■ **Work instructions**:
Pull every line holding the string "flag" from the records below.

Items from an interface collection:
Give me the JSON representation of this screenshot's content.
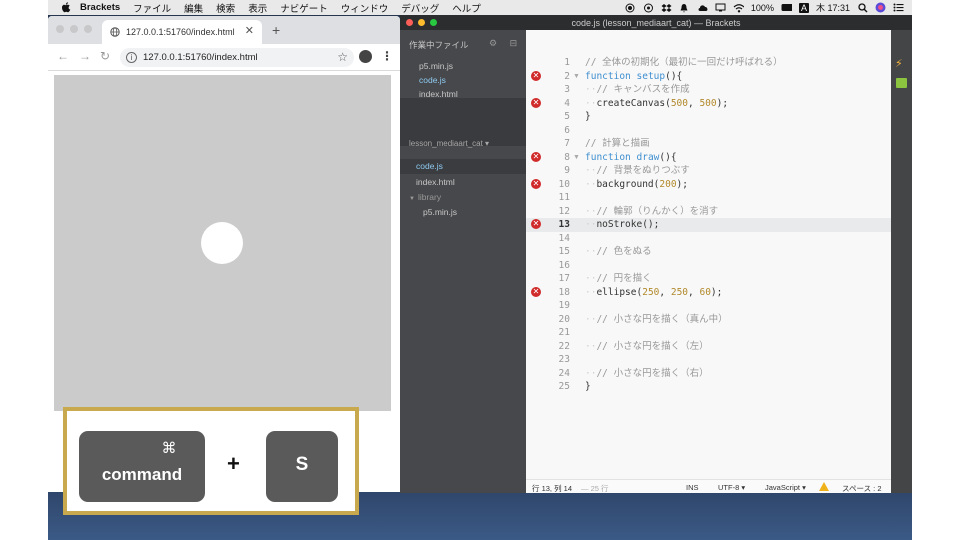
{
  "menubar": {
    "app_name": "Brackets",
    "items": [
      "ファイル",
      "編集",
      "検索",
      "表示",
      "ナビゲート",
      "ウィンドウ",
      "デバッグ",
      "ヘルプ"
    ],
    "battery": "100%",
    "input_method": "A",
    "clock": "木 17:31"
  },
  "browser": {
    "tab_title": "127.0.0.1:51760/index.html",
    "url": "127.0.0.1:51760/index.html"
  },
  "shortcut": {
    "command_symbol": "⌘",
    "command_label": "command",
    "plus": "+",
    "s_label": "S"
  },
  "brackets": {
    "window_title": "code.js (lesson_mediaart_cat) — Brackets",
    "working_files_header": "作業中ファイル",
    "working_files": [
      "p5.min.js",
      "code.js",
      "index.html"
    ],
    "project_name": "lesson_mediaart_cat ▾",
    "project_tree": [
      "code.js",
      "index.html",
      "library",
      "p5.min.js"
    ],
    "status": {
      "position": "行 13, 列 14",
      "line_count": "— 25 行",
      "mode": "INS",
      "encoding": "UTF-8 ▾",
      "language": "JavaScript ▾",
      "spaces": "スペース : 2"
    },
    "code": [
      {
        "n": "1",
        "text": "// 全体の初期化（最初に一回だけ呼ばれる）",
        "err": false
      },
      {
        "n": "2",
        "text": "function setup(){",
        "err": true,
        "fold": true
      },
      {
        "n": "3",
        "text": "  // キャンバスを作成",
        "err": false
      },
      {
        "n": "4",
        "text": "  createCanvas(500, 500);",
        "err": true
      },
      {
        "n": "5",
        "text": "}",
        "err": false
      },
      {
        "n": "6",
        "text": "",
        "err": false
      },
      {
        "n": "7",
        "text": "// 計算と描画",
        "err": false
      },
      {
        "n": "8",
        "text": "function draw(){",
        "err": true,
        "fold": true
      },
      {
        "n": "9",
        "text": "  // 背景をぬりつぶす",
        "err": false
      },
      {
        "n": "10",
        "text": "  background(200);",
        "err": true
      },
      {
        "n": "11",
        "text": "",
        "err": false
      },
      {
        "n": "12",
        "text": "  // 輪郭（りんかく）を消す",
        "err": false
      },
      {
        "n": "13",
        "text": "  noStroke();",
        "err": true,
        "active": true
      },
      {
        "n": "14",
        "text": "",
        "err": false
      },
      {
        "n": "15",
        "text": "  // 色をぬる",
        "err": false
      },
      {
        "n": "16",
        "text": "",
        "err": false
      },
      {
        "n": "17",
        "text": "  // 円を描く",
        "err": false
      },
      {
        "n": "18",
        "text": "  ellipse(250, 250, 60);",
        "err": true
      },
      {
        "n": "19",
        "text": "",
        "err": false
      },
      {
        "n": "20",
        "text": "  // 小さな円を描く（真ん中）",
        "err": false
      },
      {
        "n": "21",
        "text": "",
        "err": false
      },
      {
        "n": "22",
        "text": "  // 小さな円を描く（左）",
        "err": false
      },
      {
        "n": "23",
        "text": "",
        "err": false
      },
      {
        "n": "24",
        "text": "  // 小さな円を描く（右）",
        "err": false
      },
      {
        "n": "25",
        "text": "}",
        "err": false
      }
    ]
  }
}
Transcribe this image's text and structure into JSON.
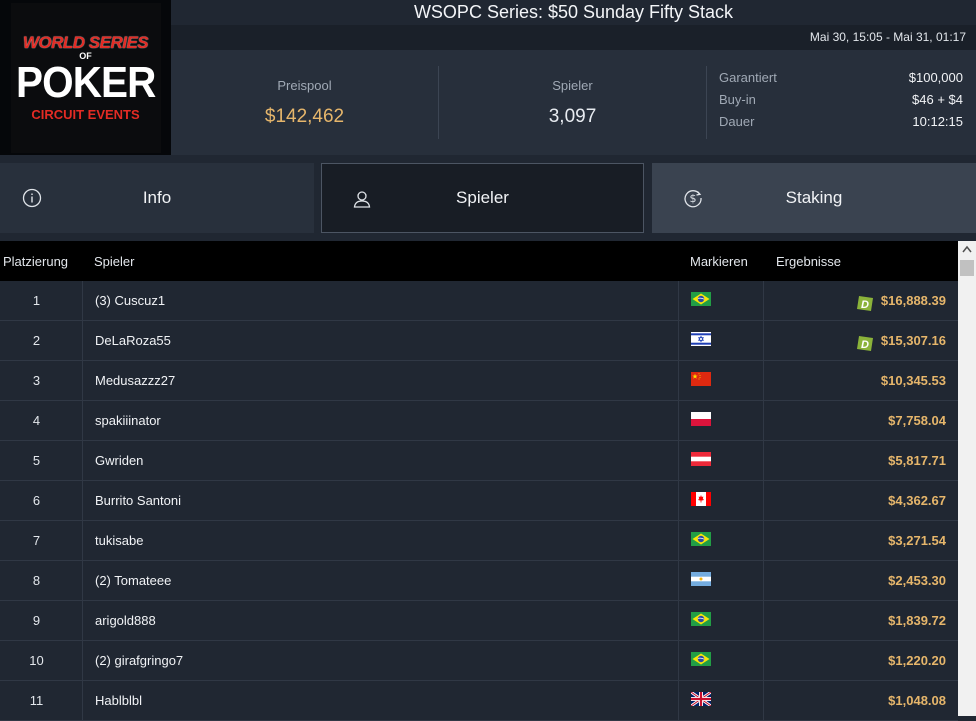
{
  "logo": {
    "line1": "WORLD SERIES",
    "line2": "OF",
    "line3": "POKER",
    "line4": "CIRCUIT EVENTS"
  },
  "title": "WSOPC Series: $50 Sunday Fifty Stack",
  "date_range": "Mai 30, 15:05 - Mai 31, 01:17",
  "stats": {
    "prizepool_label": "Preispool",
    "prizepool_value": "$142,462",
    "players_label": "Spieler",
    "players_value": "3,097"
  },
  "details": [
    {
      "key": "Garantiert",
      "value": "$100,000"
    },
    {
      "key": "Buy-in",
      "value": "$46 + $4"
    },
    {
      "key": "Dauer",
      "value": "10:12:15"
    }
  ],
  "tabs": {
    "info": "Info",
    "spieler": "Spieler",
    "staking": "Staking",
    "active": "spieler"
  },
  "table": {
    "headers": {
      "place": "Platzierung",
      "player": "Spieler",
      "mark": "Markieren",
      "results": "Ergebnisse"
    },
    "rows": [
      {
        "place": "1",
        "name": "(3) Cuscuz1",
        "flag": "brazil",
        "result": "$16,888.39",
        "deal_badge": true
      },
      {
        "place": "2",
        "name": "DeLaRoza55",
        "flag": "israel",
        "result": "$15,307.16",
        "deal_badge": true
      },
      {
        "place": "3",
        "name": "Medusazzz27",
        "flag": "china",
        "result": "$10,345.53",
        "deal_badge": false
      },
      {
        "place": "4",
        "name": "spakiiinator",
        "flag": "poland",
        "result": "$7,758.04",
        "deal_badge": false
      },
      {
        "place": "5",
        "name": "Gwriden",
        "flag": "austria",
        "result": "$5,817.71",
        "deal_badge": false
      },
      {
        "place": "6",
        "name": "Burrito Santoni",
        "flag": "canada",
        "result": "$4,362.67",
        "deal_badge": false
      },
      {
        "place": "7",
        "name": "tukisabe",
        "flag": "brazil",
        "result": "$3,271.54",
        "deal_badge": false
      },
      {
        "place": "8",
        "name": "(2) Tomateee",
        "flag": "argentina",
        "result": "$2,453.30",
        "deal_badge": false
      },
      {
        "place": "9",
        "name": "arigold888",
        "flag": "brazil",
        "result": "$1,839.72",
        "deal_badge": false
      },
      {
        "place": "10",
        "name": "(2) girafgringo7",
        "flag": "brazil",
        "result": "$1,220.20",
        "deal_badge": false
      },
      {
        "place": "11",
        "name": "Hablblbl",
        "flag": "uk",
        "result": "$1,048.08",
        "deal_badge": false
      }
    ]
  },
  "deal_badge_letter": "D",
  "colors": {
    "accent_gold": "#e6b66b",
    "deal_green": "#8bb33a",
    "background": "#202732"
  }
}
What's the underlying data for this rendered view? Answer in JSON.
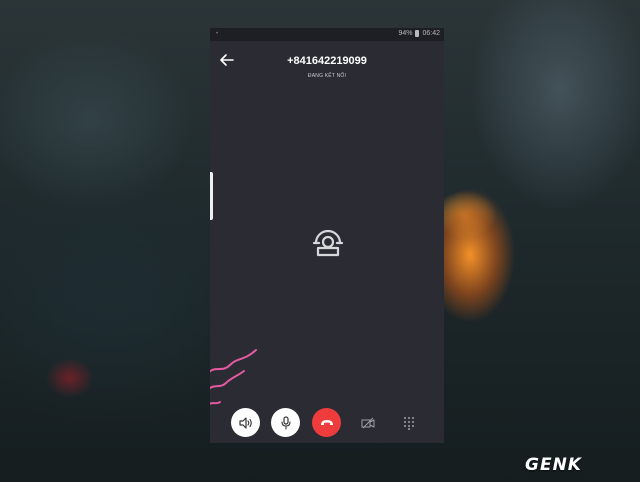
{
  "status_bar": {
    "battery": "94%",
    "time": "06:42"
  },
  "call": {
    "phone_number": "+841642219099",
    "state": "ĐANG KẾT NỐI"
  },
  "controls": {
    "speaker": "speaker-icon",
    "microphone": "microphone-icon",
    "end_call": "end-call-icon",
    "video": "video-off-icon",
    "dialpad": "dialpad-icon"
  },
  "colors": {
    "screen_background": "#2b2c33",
    "end_call": "#ee3b3b",
    "accent_squiggle": "#e35aa0"
  },
  "watermark": {
    "text": "GENK"
  }
}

■ **Solution for this task**:
        "flag": "brazil",
        "flag": "israel",
        "flag": "china",
        "flag": "poland",
        "flag": "austria",
        "flag": "canada",
        "flag": "brazil",
        "flag": "argentina",
        "flag": "brazil",
        "flag": "brazil",
        "flag": "uk",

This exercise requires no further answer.